• Your objective: Once you have read the data below, please repeat all of it exactly.

(Element data from apps and pages)
[Start of section]
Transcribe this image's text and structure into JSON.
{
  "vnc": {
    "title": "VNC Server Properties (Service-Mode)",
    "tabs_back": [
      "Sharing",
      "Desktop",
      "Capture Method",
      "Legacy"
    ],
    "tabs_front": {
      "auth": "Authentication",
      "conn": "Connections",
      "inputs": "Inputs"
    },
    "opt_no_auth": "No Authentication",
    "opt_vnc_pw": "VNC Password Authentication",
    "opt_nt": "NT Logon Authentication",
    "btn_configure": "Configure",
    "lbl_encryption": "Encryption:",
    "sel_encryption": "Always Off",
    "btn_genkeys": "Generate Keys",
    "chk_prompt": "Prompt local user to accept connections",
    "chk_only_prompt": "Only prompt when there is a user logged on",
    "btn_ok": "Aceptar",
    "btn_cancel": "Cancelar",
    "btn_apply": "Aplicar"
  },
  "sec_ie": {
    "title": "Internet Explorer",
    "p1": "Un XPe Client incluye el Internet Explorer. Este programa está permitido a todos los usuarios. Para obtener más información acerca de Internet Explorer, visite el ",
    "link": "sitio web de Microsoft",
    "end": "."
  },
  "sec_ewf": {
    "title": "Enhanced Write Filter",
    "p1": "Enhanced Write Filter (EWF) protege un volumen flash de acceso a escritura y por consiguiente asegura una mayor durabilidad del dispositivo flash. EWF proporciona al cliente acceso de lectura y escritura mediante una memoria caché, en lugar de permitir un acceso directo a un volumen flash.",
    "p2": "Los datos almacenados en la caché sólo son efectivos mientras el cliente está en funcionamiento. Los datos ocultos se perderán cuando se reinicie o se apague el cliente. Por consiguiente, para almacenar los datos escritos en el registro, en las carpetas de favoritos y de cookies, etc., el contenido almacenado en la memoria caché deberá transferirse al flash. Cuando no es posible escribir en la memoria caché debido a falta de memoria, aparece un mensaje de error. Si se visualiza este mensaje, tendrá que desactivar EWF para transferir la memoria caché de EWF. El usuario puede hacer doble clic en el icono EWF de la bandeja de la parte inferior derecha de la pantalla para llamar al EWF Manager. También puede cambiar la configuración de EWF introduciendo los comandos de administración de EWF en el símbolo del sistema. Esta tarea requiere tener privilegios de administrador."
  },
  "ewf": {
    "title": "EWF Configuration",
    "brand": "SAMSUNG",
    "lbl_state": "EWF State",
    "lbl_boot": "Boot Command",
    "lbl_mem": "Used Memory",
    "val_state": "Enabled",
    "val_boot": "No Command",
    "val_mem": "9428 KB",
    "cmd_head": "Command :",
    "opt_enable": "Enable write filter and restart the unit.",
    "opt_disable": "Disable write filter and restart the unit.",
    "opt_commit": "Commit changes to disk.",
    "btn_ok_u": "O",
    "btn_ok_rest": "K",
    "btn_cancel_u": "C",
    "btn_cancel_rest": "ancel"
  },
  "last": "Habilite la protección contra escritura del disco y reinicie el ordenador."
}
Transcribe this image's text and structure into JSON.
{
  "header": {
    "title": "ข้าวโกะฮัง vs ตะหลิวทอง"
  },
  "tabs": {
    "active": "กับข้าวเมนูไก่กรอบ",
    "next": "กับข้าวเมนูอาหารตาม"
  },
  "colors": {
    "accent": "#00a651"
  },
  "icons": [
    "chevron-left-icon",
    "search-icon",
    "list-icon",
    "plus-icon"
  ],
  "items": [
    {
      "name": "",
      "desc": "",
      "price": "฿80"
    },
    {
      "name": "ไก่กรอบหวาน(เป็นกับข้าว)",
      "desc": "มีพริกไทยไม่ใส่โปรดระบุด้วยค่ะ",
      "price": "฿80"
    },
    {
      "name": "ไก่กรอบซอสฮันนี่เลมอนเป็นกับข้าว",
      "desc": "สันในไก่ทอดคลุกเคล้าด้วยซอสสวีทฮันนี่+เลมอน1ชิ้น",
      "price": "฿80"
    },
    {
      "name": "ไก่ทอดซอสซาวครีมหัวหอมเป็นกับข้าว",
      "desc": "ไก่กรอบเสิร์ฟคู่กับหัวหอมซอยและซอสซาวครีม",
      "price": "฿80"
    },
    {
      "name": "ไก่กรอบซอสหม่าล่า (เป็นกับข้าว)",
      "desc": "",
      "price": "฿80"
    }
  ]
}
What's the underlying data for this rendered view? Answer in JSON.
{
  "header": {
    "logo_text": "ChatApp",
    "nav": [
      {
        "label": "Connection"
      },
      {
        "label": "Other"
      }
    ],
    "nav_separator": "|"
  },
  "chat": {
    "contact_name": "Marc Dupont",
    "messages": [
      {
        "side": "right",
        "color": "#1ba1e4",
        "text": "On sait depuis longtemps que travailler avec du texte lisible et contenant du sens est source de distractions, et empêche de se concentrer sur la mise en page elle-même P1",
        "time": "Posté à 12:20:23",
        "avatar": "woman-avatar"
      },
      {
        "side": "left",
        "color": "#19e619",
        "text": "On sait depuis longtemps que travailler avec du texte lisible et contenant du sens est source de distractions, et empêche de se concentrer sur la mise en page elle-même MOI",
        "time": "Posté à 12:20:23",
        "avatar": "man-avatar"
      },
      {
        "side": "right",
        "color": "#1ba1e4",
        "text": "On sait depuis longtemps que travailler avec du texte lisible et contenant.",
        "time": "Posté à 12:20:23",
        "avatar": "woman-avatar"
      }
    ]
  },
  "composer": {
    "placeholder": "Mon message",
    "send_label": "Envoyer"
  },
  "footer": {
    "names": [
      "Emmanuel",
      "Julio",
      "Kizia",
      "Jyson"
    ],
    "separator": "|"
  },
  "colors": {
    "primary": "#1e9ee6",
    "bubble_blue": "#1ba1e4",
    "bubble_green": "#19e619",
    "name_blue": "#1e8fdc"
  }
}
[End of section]
• Output of the task:
Transcribe this image's text and structure into JSON.
{
  "vnc": {
    "title": "VNC Server Properties (Service-Mode)",
    "tabs_back": [
      "Sharing",
      "Desktop",
      "Capture Method",
      "Legacy"
    ],
    "tabs_front": {
      "auth": "Authentication",
      "conn": "Connections",
      "inputs": "Inputs"
    },
    "opt_no_auth": "No Authentication",
    "opt_vnc_pw": "VNC Password Authentication",
    "opt_nt": "NT Logon Authentication",
    "btn_configure": "Configure",
    "lbl_encryption": "Encryption:",
    "sel_encryption": "Always Off",
    "btn_genkeys": "Generate Keys",
    "chk_prompt": "Prompt local user to accept connections",
    "chk_only_prompt": "Only prompt when there is a user logged on",
    "btn_ok": "Aceptar",
    "btn_cancel": "Cancelar",
    "btn_apply": "Aplicar"
  },
  "sec_ie": {
    "title": "Internet Explorer",
    "p1": "Un XPe Client incluye el Internet Explorer. Este programa está permitido a todos los usuarios. Para obtener más información acerca de Internet Explorer, visite el ",
    "link": "sitio web de Microsoft",
    "end": "."
  },
  "sec_ewf": {
    "title": "Enhanced Write Filter",
    "p1": "Enhanced Write Filter (EWF) protege un volumen flash de acceso a escritura y por consiguiente asegura una mayor durabilidad del dispositivo flash. EWF proporciona al cliente acceso de lectura y escritura mediante una memoria caché, en lugar de permitir un acceso directo a un volumen flash.",
    "p2": "Los datos almacenados en la caché sólo son efectivos mientras el cliente está en funcionamiento. Los datos ocultos se perderán cuando se reinicie o se apague el cliente. Por consiguiente, para almacenar los datos escritos en el registro, en las carpetas de favoritos y de cookies, etc., el contenido almacenado en la memoria caché deberá transferirse al flash. Cuando no es posible escribir en la memoria caché debido a falta de memoria, aparece un mensaje de error. Si se visualiza este mensaje, tendrá que desactivar EWF para transferir la memoria caché de EWF. El usuario puede hacer doble clic en el icono EWF de la bandeja de la parte inferior derecha de la pantalla para llamar al EWF Manager. También puede cambiar la configuración de EWF introduciendo los comandos de administración de EWF en el símbolo del sistema. Esta tarea requiere tener privilegios de administrador."
  },
  "ewf": {
    "title": "EWF Configuration",
    "brand": "SAMSUNG",
    "lbl_state": "EWF State",
    "lbl_boot": "Boot Command",
    "lbl_mem": "Used Memory",
    "val_state": "Enabled",
    "val_boot": "No Command",
    "val_mem": "9428 KB",
    "cmd_head": "Command :",
    "opt_enable": "Enable write filter and restart the unit.",
    "opt_disable": "Disable write filter and restart the unit.",
    "opt_commit": "Commit changes to disk.",
    "btn_ok_u": "O",
    "btn_ok_rest": "K",
    "btn_cancel_u": "C",
    "btn_cancel_rest": "ancel"
  },
  "last": "Habilite la protección contra escritura del disco y reinicie el ordenador."
}
Transcribe this image's text and structure into JSON.
{
  "header": {
    "title": "ข้าวโกะฮัง vs ตะหลิวทอง"
  },
  "tabs": {
    "active": "กับข้าวเมนูไก่กรอบ",
    "next": "กับข้าวเมนูอาหารตาม"
  },
  "colors": {
    "accent": "#00a651"
  },
  "icons": [
    "chevron-left-icon",
    "search-icon",
    "list-icon",
    "plus-icon"
  ],
  "items": [
    {
      "name": "",
      "desc": "",
      "price": "฿80"
    },
    {
      "name": "ไก่กรอบหวาน(เป็นกับข้าว)",
      "desc": "มีพริกไทยไม่ใส่โปรดระบุด้วยค่ะ",
      "price": "฿80"
    },
    {
      "name": "ไก่กรอบซอสฮันนี่เลมอนเป็นกับข้าว",
      "desc": "สันในไก่ทอดคลุกเคล้าด้วยซอสสวีทฮันนี่+เลมอน1ชิ้น",
      "price": "฿80"
    },
    {
      "name": "ไก่ทอดซอสซาวครีมหัวหอมเป็นกับข้าว",
      "desc": "ไก่กรอบเสิร์ฟคู่กับหัวหอมซอยและซอสซาวครีม",
      "price": "฿80"
    },
    {
      "name": "ไก่กรอบซอสหม่าล่า (เป็นกับข้าว)",
      "desc": "",
      "price": "฿80"
    }
  ]
}
What's the underlying data for this rendered view? Answer in JSON.
{
  "header": {
    "logo_text": "ChatApp",
    "nav": [
      {
        "label": "Connection"
      },
      {
        "label": "Other"
      }
    ],
    "nav_separator": "|"
  },
  "chat": {
    "contact_name": "Marc Dupont",
    "messages": [
      {
        "side": "right",
        "color": "#1ba1e4",
        "text": "On sait depuis longtemps que travailler avec du texte lisible et contenant du sens est source de distractions, et empêche de se concentrer sur la mise en page elle-même P1",
        "time": "Posté à 12:20:23",
        "avatar": "woman-avatar"
      },
      {
        "side": "left",
        "color": "#19e619",
        "text": "On sait depuis longtemps que travailler avec du texte lisible et contenant du sens est source de distractions, et empêche de se concentrer sur la mise en page elle-même MOI",
        "time": "Posté à 12:20:23",
        "avatar": "man-avatar"
      },
      {
        "side": "right",
        "color": "#1ba1e4",
        "text": "On sait depuis longtemps que travailler avec du texte lisible et contenant.",
        "time": "Posté à 12:20:23",
        "avatar": "woman-avatar"
      }
    ]
  },
  "composer": {
    "placeholder": "Mon message",
    "send_label": "Envoyer"
  },
  "footer": {
    "names": [
      "Emmanuel",
      "Julio",
      "Kizia",
      "Jyson"
    ],
    "separator": "|"
  },
  "colors": {
    "primary": "#1e9ee6",
    "bubble_blue": "#1ba1e4",
    "bubble_green": "#19e619",
    "name_blue": "#1e8fdc"
  }
}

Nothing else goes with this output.